In the late 1480s, Leonardo da Vinci sketched out a clever design for a one-person helicopter propelled by an “aerial screw.” You may have seen his drawings and wondered whether one of the choppers could ever take flight.
Now we know the answer. The Italian genius was right.
Starting in 2019, a University of Maryland engineering team designed and tested the underlying technology as part of a design contest. Then over the last year and a half, team member Austin Prete built Crimson Spin, an unmanned quadcopter drone using da Vinci’s screwlike design, and flew it on several brief journeys.
“I was absolutely surprised it worked,” said Prete, a graduate student in the university’s aerospace engineering department who built the aircraft for his master’s degree. He and other team members were Initially skeptical but grew more excited by da Vinci’s design after some computer simulations and 3D-printed screw prototypes showed promising trends.

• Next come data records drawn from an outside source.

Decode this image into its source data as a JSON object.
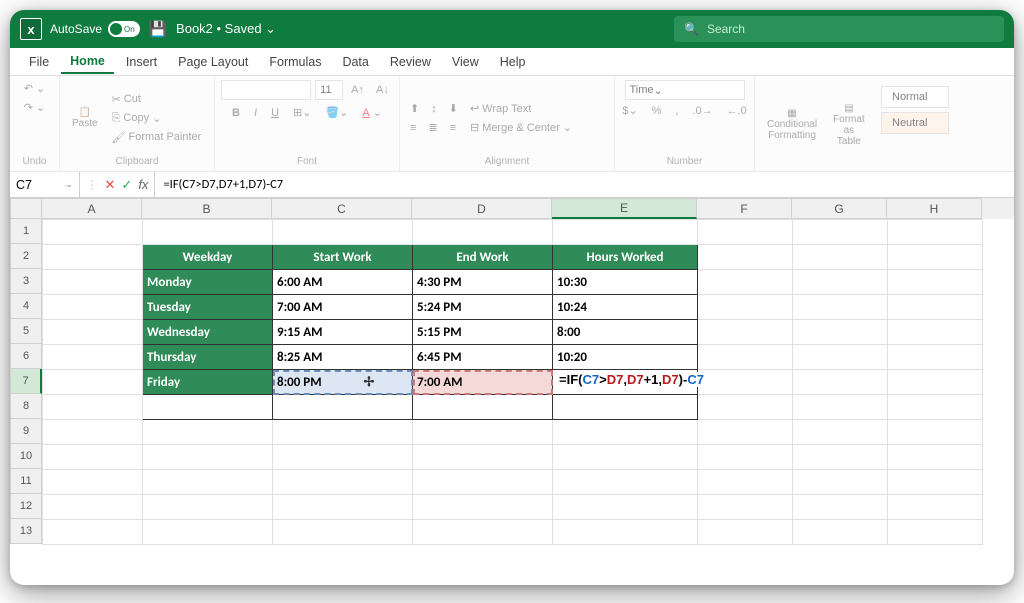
{
  "titlebar": {
    "autosave_label": "AutoSave",
    "autosave_state": "On",
    "filename": "Book2 • Saved ⌄",
    "search_placeholder": "Search"
  },
  "menu": {
    "items": [
      "File",
      "Home",
      "Insert",
      "Page Layout",
      "Formulas",
      "Data",
      "Review",
      "View",
      "Help"
    ],
    "active": "Home"
  },
  "ribbon": {
    "undo_label": "Undo",
    "clipboard_label": "Clipboard",
    "paste": "Paste",
    "cut": "Cut",
    "copy": "Copy",
    "format_painter": "Format Painter",
    "font_label": "Font",
    "font_name": "",
    "font_size": "11",
    "alignment_label": "Alignment",
    "wrap": "Wrap Text",
    "merge": "Merge & Center",
    "number_label": "Number",
    "number_format": "Time",
    "cond_fmt": "Conditional Formatting",
    "fmt_table": "Format as Table",
    "style_normal": "Normal",
    "style_neutral": "Neutral"
  },
  "formulabar": {
    "namebox": "C7",
    "formula": "=IF(C7>D7,D7+1,D7)-C7"
  },
  "columns": [
    "A",
    "B",
    "C",
    "D",
    "E",
    "F",
    "G",
    "H"
  ],
  "selected_column": "E",
  "row_count": 13,
  "selected_row": 7,
  "table": {
    "headers": [
      "Weekday",
      "Start Work",
      "End Work",
      "Hours Worked"
    ],
    "rows": [
      {
        "day": "Monday",
        "start": "6:00 AM",
        "end": "4:30 PM",
        "hours": "10:30"
      },
      {
        "day": "Tuesday",
        "start": "7:00 AM",
        "end": "5:24 PM",
        "hours": "10:24"
      },
      {
        "day": "Wednesday",
        "start": "9:15 AM",
        "end": "5:15 PM",
        "hours": "8:00"
      },
      {
        "day": "Thursday",
        "start": "8:25 AM",
        "end": "6:45 PM",
        "hours": "10:20"
      },
      {
        "day": "Friday",
        "start": "8:00 PM",
        "end": "7:00 AM",
        "hours": ""
      }
    ]
  },
  "formula_display": {
    "prefix": "=IF(",
    "ref1": "C7",
    "op": ">",
    "ref2a": "D7",
    "c1": ",",
    "ref2b": "D7",
    "plus": "+1",
    "c2": ",",
    "ref2c": "D7",
    "close": ")-",
    "ref1b": "C7"
  }
}
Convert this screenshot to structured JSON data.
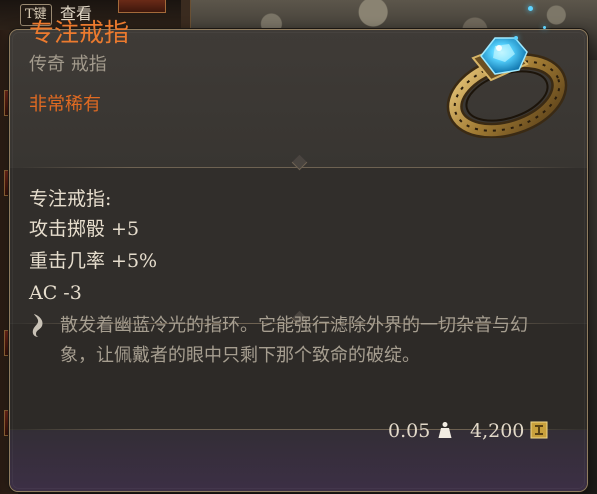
{
  "hud": {
    "key_label": "T键",
    "view_label": "查看"
  },
  "item": {
    "name": "专注戒指",
    "type": "传奇 戒指",
    "rarity": "非常稀有",
    "rarity_color": "#e06a22",
    "name_color": "#ec7a2e",
    "icon": "sapphire-ring-icon"
  },
  "stats": {
    "header": "专注戒指:",
    "lines": [
      "攻击掷骰 +5",
      "重击几率 +5%",
      "AC -3"
    ]
  },
  "description": {
    "icon": "quote-mark-icon",
    "text": "散发着幽蓝冷光的指环。它能强行滤除外界的一切杂音与幻象，让佩戴者的眼中只剩下那个致命的破绽。"
  },
  "footer": {
    "weight": "0.05",
    "weight_icon": "weight-icon",
    "price": "4,200",
    "price_icon": "gold-coin-icon"
  }
}
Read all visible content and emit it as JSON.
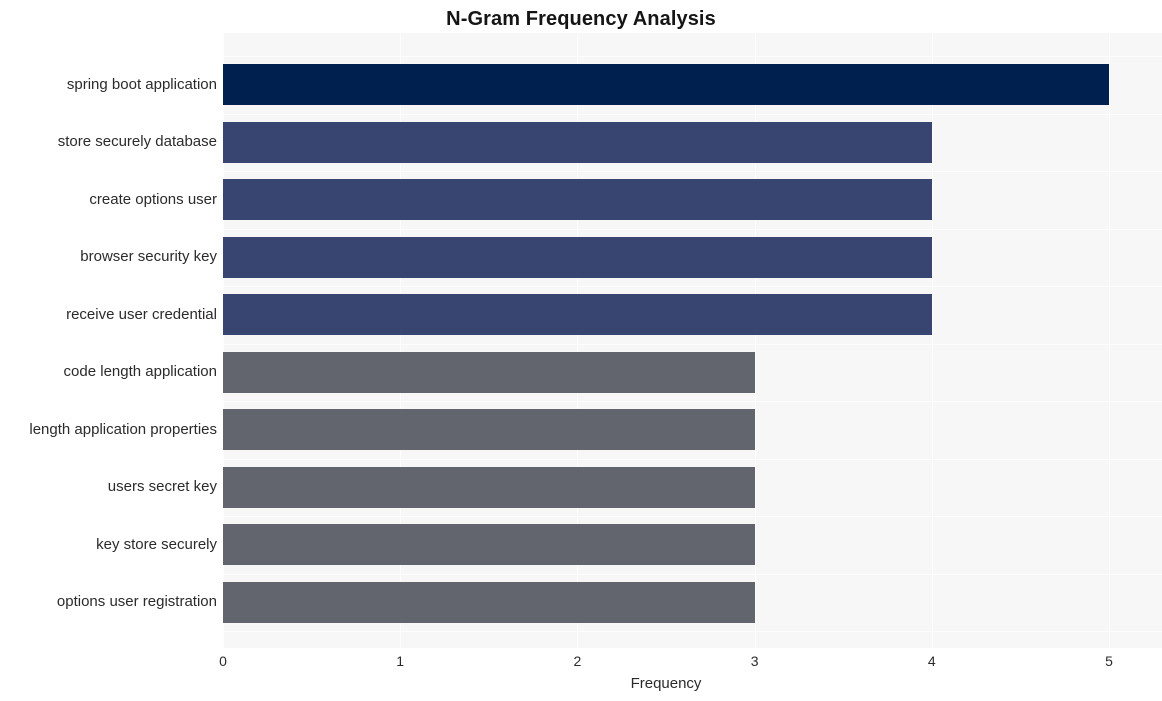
{
  "chart_data": {
    "type": "bar",
    "orientation": "horizontal",
    "title": "N-Gram Frequency Analysis",
    "xlabel": "Frequency",
    "ylabel": "",
    "xlim": [
      0,
      5
    ],
    "xticks": [
      0,
      1,
      2,
      3,
      4,
      5
    ],
    "xtick_labels": [
      "0",
      "1",
      "2",
      "3",
      "4",
      "5"
    ],
    "grid": true,
    "legend": null,
    "categories": [
      "spring boot application",
      "store securely database",
      "create options user",
      "browser security key",
      "receive user credential",
      "code length application",
      "length application properties",
      "users secret key",
      "key store securely",
      "options user registration"
    ],
    "values": [
      5,
      4,
      4,
      4,
      4,
      3,
      3,
      3,
      3,
      3
    ],
    "bar_colors": [
      "#002150",
      "#374570",
      "#374570",
      "#374570",
      "#374570",
      "#63656e",
      "#63656e",
      "#63656e",
      "#63656e",
      "#63656e"
    ],
    "plot_background": "#f7f7f7",
    "page_background": "#ffffff",
    "gridline_color": "#fdfdfd",
    "text_color": "#2b2b2b",
    "title_color": "#151515"
  }
}
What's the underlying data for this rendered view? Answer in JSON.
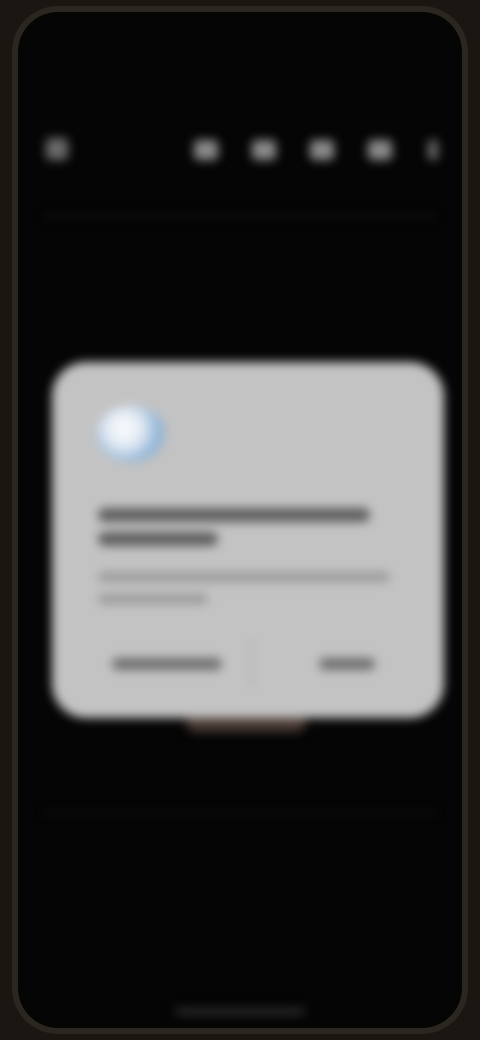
{
  "status_bar": {
    "time": "",
    "indicators": ""
  },
  "app": {
    "title": "",
    "subtitle": "",
    "heading": ""
  },
  "toolbar": {
    "left_icon": "back-icon",
    "icons": [
      "text-format-icon",
      "list-icon",
      "image-icon",
      "share-icon"
    ],
    "right_icon": "more-icon"
  },
  "dialog": {
    "icon": "app-icon",
    "title": "",
    "body": "",
    "secondary_button": "",
    "primary_button": ""
  },
  "colors": {
    "background": "#050505",
    "dialog_background": "#c3c3c3",
    "dialog_icon_accent": "#8fb3d8"
  }
}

He presented his results — and the first video of the aircraft flying — at the Transformative Vertical Flight 2022 conference in San Jose, California, last week.
The project is a good example of how current technology is diverging from conventional airplane and helicopter design even though it’s highly unlikely a 15th century flying corkscrew willanytime soon. The conference featured a collection of exotic aircraft that can take off vertically like a helicopter, then fly horizontally like an airplane. Companies like Kitty Hawk, Airbus, Transcend Air and Jaunt hope they’ll revolutionize shipping and whisk people around in air taxis.
Although Prete built only a small drone, the technology could work with an aircraft big enough to haul a human. “I do believe it should be able to scale up fairly well,” he said.
The Maryland grad student benefited from materials da Vinci couldn’t get.
State-of-the-art Renaissance era construction materials, such as wood and leather, are too dense for aircraft. Da Vinci also didn’t have compact energy sources.
Prete had access to aluminum, plastic, electric motors, batteries and computer control systems that made the aerial screw design possible. Also helpful: computer-aided design and computational fluid dynamics software that Prete used to design prototypes and simulate aerodynamics inside a computer.
Today’s quadcopter technology also helped make the design practical. These are steered by subtle changes to propeller speed that tilt the aircraft one way or another. It would have been much more complex to try to build a single-shaft design like a conventional helicopter, Prete said. Helicopters use complex gearing and controls to continuously adjust the tilt of each rotor as it spins.
There are plenty of challenges, though, including the aerial screws’ greater weight and potential for instability.
Prete discovered that some weird aerodynamics likely helped keep Crimson Spin aloft.
Delta-wing aircraft — those with big triangular wings like the supersonic Concorde — produce a twisting vortex of air just past the leading edge of the wing. That vortex creates a low-pressure zone that can increase lift. Simulations show that a similar vortex forms along the outer rim of the aerial screw’s flat surface, spiraling down the entire structure and applying an upward thrust, Prete said.
One result of these aerodynamics is that the aerial screw produces less downwash than conventional propellers. That means less dust, grit and other blowing material underneath, Prete said. It’s probably quieter too.